The past decade will be noted in future years as the decade in which cancer and the other non-communicable diseases (NCDs) became recognised as a global health and development issue: three high-level meetings have taken place; a new World Health Organization (WHO) Global Action Plan on NCDs was released; targets were agreed by all countries to help reduce premature deaths by 25% by 2025; a new World Health Assembly resolution on cancer was agreed in 2017; and NCDs were embedded in the United Nations Sustainable Development Goals (SDGs). It was a decade of agreement and commitments.
Such steps did not happen by accident. The UICC has played a critical role in placing cancer at the heart of a movement that sought to establish NCDs as a global priority. It has worked in collaboration with the IAEA and other key partners to spearhead and support this global campaign. In 2009, the NCD Alliance was formed by the UICC, the World Heart Federation and the International Diabetes Federation. Its aims were simple: secure a United Nations high-level meeting on NCDs and ensure that NCDs featured in the SDGs. Some frowned upon the Alliance in its early days, seeing little political leverage being achieved by grouping NCD diseases through a set of common risk factors. However, the NCD Alliance secured credibility in the UN system and, working with a group of committed countries, pushed for a high-level meeting, which took place in 2011 and led to the WHO Global Action Plan on NCDs and the nine targets that we aspire to in 2025. Further high-level meetings took place in 2014 and 2018, where countries committed to developing and implementing action plans. NCDs are included in SDG 3 with a commitment to reduce premature deaths caused by NCDs by more than one third by 2030. It has been an unprecedented period of UN-led commitment to a set of diseases that impact all people in all countries.
In parallel, the UICC and its members and partners have pressed for specific action on cancer and its unique risk factors. The WHO Model List of Essential Medicines was comprehensively updated in 2017 and a new publication from the WHO entitled WHO list of priority medical devices for cancer management was also released that year. The publication sets out the core technologies every country should have in place for effective cancer management. For the UICC, the IAEA is also a pivotal partner; the IAEA’s engagement in cancer control has helped to ensure a broad understanding of the need for balance between investments in prevention and access to treatment and palliative care, and that the role of multidisciplinary services and care is central to cancer plans. This also includes helping national decision-makers see the associated upfront costs of developing radiotherapy services in terms of the returns that investment brings.
As we enter the last months of the decade, it is natural to ask the question “Have the agreements and commitments secured at a global level had a material impact on the lives of people with cancer in countries around the world?”
The answer is ‘yes’, according to a global review of national cancer control plans and NCD plans around the world conducted by the UICC in collaboration with the International Cancer Control Partnership1. Over the past decade, we have seen the number of national cancer control plans increase from 66% in 2013 to 81% in 2017. Granted, many plans are still not fully funded and the degree to which they are being implemented can be questioned, but given that the UICC considers the existence of political will and a plan to be the preconditions required to address cancer in any country, we should take comfort in the evidence that suggests we are making material progress.

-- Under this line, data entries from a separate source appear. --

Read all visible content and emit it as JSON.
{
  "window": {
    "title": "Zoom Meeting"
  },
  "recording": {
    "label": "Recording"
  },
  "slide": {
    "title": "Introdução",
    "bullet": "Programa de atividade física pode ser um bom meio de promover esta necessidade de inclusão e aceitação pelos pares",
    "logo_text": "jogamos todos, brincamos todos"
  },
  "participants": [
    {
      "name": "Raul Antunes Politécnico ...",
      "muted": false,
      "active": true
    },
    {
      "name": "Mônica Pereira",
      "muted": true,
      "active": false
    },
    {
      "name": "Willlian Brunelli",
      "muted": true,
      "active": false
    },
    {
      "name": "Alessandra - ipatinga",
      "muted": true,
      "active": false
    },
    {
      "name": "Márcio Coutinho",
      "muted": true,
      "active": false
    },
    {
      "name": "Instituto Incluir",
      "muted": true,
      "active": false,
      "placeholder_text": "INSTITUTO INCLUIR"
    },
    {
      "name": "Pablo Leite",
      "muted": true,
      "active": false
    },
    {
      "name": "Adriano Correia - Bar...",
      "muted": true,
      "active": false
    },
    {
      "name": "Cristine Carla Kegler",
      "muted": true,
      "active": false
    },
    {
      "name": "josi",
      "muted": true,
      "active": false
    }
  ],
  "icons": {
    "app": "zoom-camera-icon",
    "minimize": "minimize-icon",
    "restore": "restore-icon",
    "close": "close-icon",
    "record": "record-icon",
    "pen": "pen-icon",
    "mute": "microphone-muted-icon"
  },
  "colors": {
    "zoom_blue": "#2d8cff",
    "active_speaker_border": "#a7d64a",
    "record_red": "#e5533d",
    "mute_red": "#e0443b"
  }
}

We can see that countries with political support and a published and funded national cancer control plan are taking steps to reduce their population’s exposure to risk factors by, for example, implementing stricter tobacco control laws or implementing population-wide screening for common cancers or protecting girls from the human papillomavirus through vaccination. The existence of more plans is, therefore, a good indicator that cancer is being taken more seriously today than it was at the beginning of the decade.
However, there is still much to do to elevate cancer control in global public health. Many countries that have signed up to the WHO Framework Convention on Tobacco Control have yet to implement significant price hikes on cigarette packets. Cervical cancer remains a leading cause of death of women in low and middle-income countries. The UICC has, therefore, joined the WHO in a renewed push to eliminate this specific cancer for future generations of girls and women. And while the WHO essential medicines list continues to be constantly updated, many countries lack the skilled resources to ensure that quality medicines are routinely available to those who need them. In addition, we still see the huge and avoidable global disparity in access to pain relief, where millions of cancer patients with moderate to severe cancer pain do not have access to opioid analgesics. These challenges are large but not beyond our reach.
As we enter the next decade, we should take comfort in how much has been achieved in the last ten years to steer and encourage all countries to enhance their abilities to address the growing burden of cancer. To take advantage of the current momentum, cancer advocates must work swiftly to mobilize other civil society groups and organizations across the public and private sectors to create and sustain the changes that can positively impact the health and wellbeing of communities around the world.
Access the full International Atomic Energy Agency (IAEA) Cancer Control Bulletin here.
1 Romero Y, Trapani D, Johnson S, Tittenbrun Z, Given L, Hohman K, Stevens L, Torode JS, Boniol M, Ilbawi AM. 2018. ‘National cancer control plans: a global analysis.’ Lancet Oncology 19(10): e546–e555.